- _About this exercise_: Each entry must appear in the answer exactly as written.

(Data entries)

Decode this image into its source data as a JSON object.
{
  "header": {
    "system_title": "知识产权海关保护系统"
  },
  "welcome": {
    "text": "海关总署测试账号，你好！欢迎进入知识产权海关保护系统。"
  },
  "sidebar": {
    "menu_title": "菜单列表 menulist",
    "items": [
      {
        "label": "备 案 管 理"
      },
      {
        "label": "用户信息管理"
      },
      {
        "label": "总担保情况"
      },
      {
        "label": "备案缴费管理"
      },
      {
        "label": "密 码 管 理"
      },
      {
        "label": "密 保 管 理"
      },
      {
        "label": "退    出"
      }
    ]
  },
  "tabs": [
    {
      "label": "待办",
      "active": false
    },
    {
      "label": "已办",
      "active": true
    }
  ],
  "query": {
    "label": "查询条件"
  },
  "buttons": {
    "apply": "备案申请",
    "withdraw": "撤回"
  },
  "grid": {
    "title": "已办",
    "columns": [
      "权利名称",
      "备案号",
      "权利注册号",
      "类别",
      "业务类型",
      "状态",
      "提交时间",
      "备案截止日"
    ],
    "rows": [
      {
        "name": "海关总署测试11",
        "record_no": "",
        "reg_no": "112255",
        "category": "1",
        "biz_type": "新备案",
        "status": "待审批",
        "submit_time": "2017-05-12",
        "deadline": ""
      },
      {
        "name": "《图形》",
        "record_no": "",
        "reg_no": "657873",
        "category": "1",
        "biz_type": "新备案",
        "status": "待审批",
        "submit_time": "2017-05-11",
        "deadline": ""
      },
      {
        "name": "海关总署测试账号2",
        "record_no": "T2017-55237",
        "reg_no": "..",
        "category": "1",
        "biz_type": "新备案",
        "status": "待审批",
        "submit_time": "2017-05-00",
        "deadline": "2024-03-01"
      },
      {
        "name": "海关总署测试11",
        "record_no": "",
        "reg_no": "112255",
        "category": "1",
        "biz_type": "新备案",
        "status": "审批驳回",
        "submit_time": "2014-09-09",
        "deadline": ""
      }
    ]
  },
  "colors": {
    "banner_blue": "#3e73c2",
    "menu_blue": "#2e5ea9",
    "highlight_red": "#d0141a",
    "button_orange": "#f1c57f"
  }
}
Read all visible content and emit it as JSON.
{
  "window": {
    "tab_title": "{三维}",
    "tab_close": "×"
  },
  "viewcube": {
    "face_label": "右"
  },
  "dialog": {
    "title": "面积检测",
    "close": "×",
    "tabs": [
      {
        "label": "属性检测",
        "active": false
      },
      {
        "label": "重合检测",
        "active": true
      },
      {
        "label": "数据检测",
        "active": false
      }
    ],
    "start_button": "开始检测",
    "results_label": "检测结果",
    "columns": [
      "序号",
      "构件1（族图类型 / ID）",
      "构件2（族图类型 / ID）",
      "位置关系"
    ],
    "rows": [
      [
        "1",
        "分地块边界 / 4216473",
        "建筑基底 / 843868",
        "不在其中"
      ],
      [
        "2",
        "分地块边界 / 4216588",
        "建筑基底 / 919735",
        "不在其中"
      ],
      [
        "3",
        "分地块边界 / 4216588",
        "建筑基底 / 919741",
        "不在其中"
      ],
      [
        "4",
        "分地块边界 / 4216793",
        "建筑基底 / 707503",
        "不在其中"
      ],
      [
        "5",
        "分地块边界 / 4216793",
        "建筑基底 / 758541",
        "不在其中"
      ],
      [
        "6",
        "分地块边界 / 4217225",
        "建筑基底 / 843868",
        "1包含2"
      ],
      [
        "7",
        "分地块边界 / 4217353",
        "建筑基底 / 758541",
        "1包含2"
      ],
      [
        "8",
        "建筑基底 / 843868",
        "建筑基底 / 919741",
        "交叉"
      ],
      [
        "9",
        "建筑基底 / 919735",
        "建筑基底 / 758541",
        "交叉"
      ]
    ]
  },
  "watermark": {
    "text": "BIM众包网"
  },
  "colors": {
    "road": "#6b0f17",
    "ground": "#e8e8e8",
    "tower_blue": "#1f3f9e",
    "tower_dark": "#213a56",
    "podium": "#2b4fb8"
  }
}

- _Task response_:
Decode this image into its source data as a JSON object.
{
  "header": {
    "system_title": "知识产权海关保护系统"
  },
  "welcome": {
    "text": "海关总署测试账号，你好！欢迎进入知识产权海关保护系统。"
  },
  "sidebar": {
    "menu_title": "菜单列表 menulist",
    "items": [
      {
        "label": "备 案 管 理"
      },
      {
        "label": "用户信息管理"
      },
      {
        "label": "总担保情况"
      },
      {
        "label": "备案缴费管理"
      },
      {
        "label": "密 码 管 理"
      },
      {
        "label": "密 保 管 理"
      },
      {
        "label": "退    出"
      }
    ]
  },
  "tabs": [
    {
      "label": "待办",
      "active": false
    },
    {
      "label": "已办",
      "active": true
    }
  ],
  "query": {
    "label": "查询条件"
  },
  "buttons": {
    "apply": "备案申请",
    "withdraw": "撤回"
  },
  "grid": {
    "title": "已办",
    "columns": [
      "权利名称",
      "备案号",
      "权利注册号",
      "类别",
      "业务类型",
      "状态",
      "提交时间",
      "备案截止日"
    ],
    "rows": [
      {
        "name": "海关总署测试11",
        "record_no": "",
        "reg_no": "112255",
        "category": "1",
        "biz_type": "新备案",
        "status": "待审批",
        "submit_time": "2017-05-12",
        "deadline": ""
      },
      {
        "name": "《图形》",
        "record_no": "",
        "reg_no": "657873",
        "category": "1",
        "biz_type": "新备案",
        "status": "待审批",
        "submit_time": "2017-05-11",
        "deadline": ""
      },
      {
        "name": "海关总署测试账号2",
        "record_no": "T2017-55237",
        "reg_no": "..",
        "category": "1",
        "biz_type": "新备案",
        "status": "待审批",
        "submit_time": "2017-05-00",
        "deadline": "2024-03-01"
      },
      {
        "name": "海关总署测试11",
        "record_no": "",
        "reg_no": "112255",
        "category": "1",
        "biz_type": "新备案",
        "status": "审批驳回",
        "submit_time": "2014-09-09",
        "deadline": ""
      }
    ]
  },
  "colors": {
    "banner_blue": "#3e73c2",
    "menu_blue": "#2e5ea9",
    "highlight_red": "#d0141a",
    "button_orange": "#f1c57f"
  }
}
Read all visible content and emit it as JSON.
{
  "window": {
    "tab_title": "{三维}",
    "tab_close": "×"
  },
  "viewcube": {
    "face_label": "右"
  },
  "dialog": {
    "title": "面积检测",
    "close": "×",
    "tabs": [
      {
        "label": "属性检测",
        "active": false
      },
      {
        "label": "重合检测",
        "active": true
      },
      {
        "label": "数据检测",
        "active": false
      }
    ],
    "start_button": "开始检测",
    "results_label": "检测结果",
    "columns": [
      "序号",
      "构件1（族图类型 / ID）",
      "构件2（族图类型 / ID）",
      "位置关系"
    ],
    "rows": [
      [
        "1",
        "分地块边界 / 4216473",
        "建筑基底 / 843868",
        "不在其中"
      ],
      [
        "2",
        "分地块边界 / 4216588",
        "建筑基底 / 919735",
        "不在其中"
      ],
      [
        "3",
        "分地块边界 / 4216588",
        "建筑基底 / 919741",
        "不在其中"
      ],
      [
        "4",
        "分地块边界 / 4216793",
        "建筑基底 / 707503",
        "不在其中"
      ],
      [
        "5",
        "分地块边界 / 4216793",
        "建筑基底 / 758541",
        "不在其中"
      ],
      [
        "6",
        "分地块边界 / 4217225",
        "建筑基底 / 843868",
        "1包含2"
      ],
      [
        "7",
        "分地块边界 / 4217353",
        "建筑基底 / 758541",
        "1包含2"
      ],
      [
        "8",
        "建筑基底 / 843868",
        "建筑基底 / 919741",
        "交叉"
      ],
      [
        "9",
        "建筑基底 / 919735",
        "建筑基底 / 758541",
        "交叉"
      ]
    ]
  },
  "watermark": {
    "text": "BIM众包网"
  },
  "colors": {
    "road": "#6b0f17",
    "ground": "#e8e8e8",
    "tower_blue": "#1f3f9e",
    "tower_dark": "#213a56",
    "podium": "#2b4fb8"
  }
}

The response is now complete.